## Description of the task
From top to bottom, restate the entries below word for word.
--- Working data Enclosed Below ---
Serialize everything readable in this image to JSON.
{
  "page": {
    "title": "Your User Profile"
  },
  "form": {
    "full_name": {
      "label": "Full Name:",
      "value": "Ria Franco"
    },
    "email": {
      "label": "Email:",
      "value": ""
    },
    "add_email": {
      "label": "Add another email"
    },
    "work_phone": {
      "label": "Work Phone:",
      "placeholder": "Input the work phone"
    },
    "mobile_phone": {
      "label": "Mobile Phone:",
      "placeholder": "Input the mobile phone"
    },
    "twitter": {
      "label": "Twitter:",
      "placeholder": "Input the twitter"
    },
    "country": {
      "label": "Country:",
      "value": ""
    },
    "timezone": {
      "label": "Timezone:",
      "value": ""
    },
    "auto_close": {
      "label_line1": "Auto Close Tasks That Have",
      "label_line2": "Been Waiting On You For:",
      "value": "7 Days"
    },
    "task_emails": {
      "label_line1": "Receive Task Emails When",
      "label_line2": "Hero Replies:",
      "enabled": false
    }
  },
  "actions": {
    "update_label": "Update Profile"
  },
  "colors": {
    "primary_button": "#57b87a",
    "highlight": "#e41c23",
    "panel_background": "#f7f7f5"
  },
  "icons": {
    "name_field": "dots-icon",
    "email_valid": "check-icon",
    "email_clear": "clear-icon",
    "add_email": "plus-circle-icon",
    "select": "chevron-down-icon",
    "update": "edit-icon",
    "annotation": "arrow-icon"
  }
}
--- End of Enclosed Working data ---
## Task answer
Serialize everything readable in this image to JSON.
{
  "page": {
    "title": "Your User Profile"
  },
  "form": {
    "full_name": {
      "label": "Full Name:",
      "value": "Ria Franco"
    },
    "email": {
      "label": "Email:",
      "value": ""
    },
    "add_email": {
      "label": "Add another email"
    },
    "work_phone": {
      "label": "Work Phone:",
      "placeholder": "Input the work phone"
    },
    "mobile_phone": {
      "label": "Mobile Phone:",
      "placeholder": "Input the mobile phone"
    },
    "twitter": {
      "label": "Twitter:",
      "placeholder": "Input the twitter"
    },
    "country": {
      "label": "Country:",
      "value": ""
    },
    "timezone": {
      "label": "Timezone:",
      "value": ""
    },
    "auto_close": {
      "label_line1": "Auto Close Tasks That Have",
      "label_line2": "Been Waiting On You For:",
      "value": "7 Days"
    },
    "task_emails": {
      "label_line1": "Receive Task Emails When",
      "label_line2": "Hero Replies:",
      "enabled": false
    }
  },
  "actions": {
    "update_label": "Update Profile"
  },
  "colors": {
    "primary_button": "#57b87a",
    "highlight": "#e41c23",
    "panel_background": "#f7f7f5"
  },
  "icons": {
    "name_field": "dots-icon",
    "email_valid": "check-icon",
    "email_clear": "clear-icon",
    "add_email": "plus-circle-icon",
    "select": "chevron-down-icon",
    "update": "edit-icon",
    "annotation": "arrow-icon"
  }
}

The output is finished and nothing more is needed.